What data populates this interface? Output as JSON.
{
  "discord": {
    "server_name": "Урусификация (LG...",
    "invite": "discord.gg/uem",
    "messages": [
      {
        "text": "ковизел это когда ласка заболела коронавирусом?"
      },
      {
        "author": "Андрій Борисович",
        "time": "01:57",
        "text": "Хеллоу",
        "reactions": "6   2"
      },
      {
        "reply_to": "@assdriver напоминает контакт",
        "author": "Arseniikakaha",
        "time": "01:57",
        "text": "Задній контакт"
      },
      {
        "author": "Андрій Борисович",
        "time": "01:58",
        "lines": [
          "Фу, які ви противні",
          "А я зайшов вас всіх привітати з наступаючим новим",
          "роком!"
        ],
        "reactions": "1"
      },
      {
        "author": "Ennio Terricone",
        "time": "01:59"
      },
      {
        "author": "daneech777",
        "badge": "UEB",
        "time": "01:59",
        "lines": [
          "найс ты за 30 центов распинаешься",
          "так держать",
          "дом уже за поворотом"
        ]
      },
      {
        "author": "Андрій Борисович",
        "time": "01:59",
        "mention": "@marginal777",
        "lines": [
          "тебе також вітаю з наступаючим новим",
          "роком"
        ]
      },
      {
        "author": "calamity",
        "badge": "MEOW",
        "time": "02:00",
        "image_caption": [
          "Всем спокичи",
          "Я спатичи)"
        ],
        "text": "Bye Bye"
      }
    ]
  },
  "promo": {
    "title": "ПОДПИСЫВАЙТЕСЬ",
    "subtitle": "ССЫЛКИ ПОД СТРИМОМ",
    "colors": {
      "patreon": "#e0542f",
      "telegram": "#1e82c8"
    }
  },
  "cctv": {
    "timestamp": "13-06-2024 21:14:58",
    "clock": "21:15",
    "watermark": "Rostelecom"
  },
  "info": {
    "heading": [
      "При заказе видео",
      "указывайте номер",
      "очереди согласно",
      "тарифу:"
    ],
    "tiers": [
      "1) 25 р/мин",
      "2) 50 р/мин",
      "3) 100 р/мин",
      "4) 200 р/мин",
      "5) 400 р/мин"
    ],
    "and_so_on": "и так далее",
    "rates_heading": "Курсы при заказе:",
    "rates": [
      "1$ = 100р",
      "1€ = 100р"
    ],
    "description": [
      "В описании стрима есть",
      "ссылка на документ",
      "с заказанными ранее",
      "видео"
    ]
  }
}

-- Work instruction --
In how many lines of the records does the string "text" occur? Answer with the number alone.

-- Response below --
4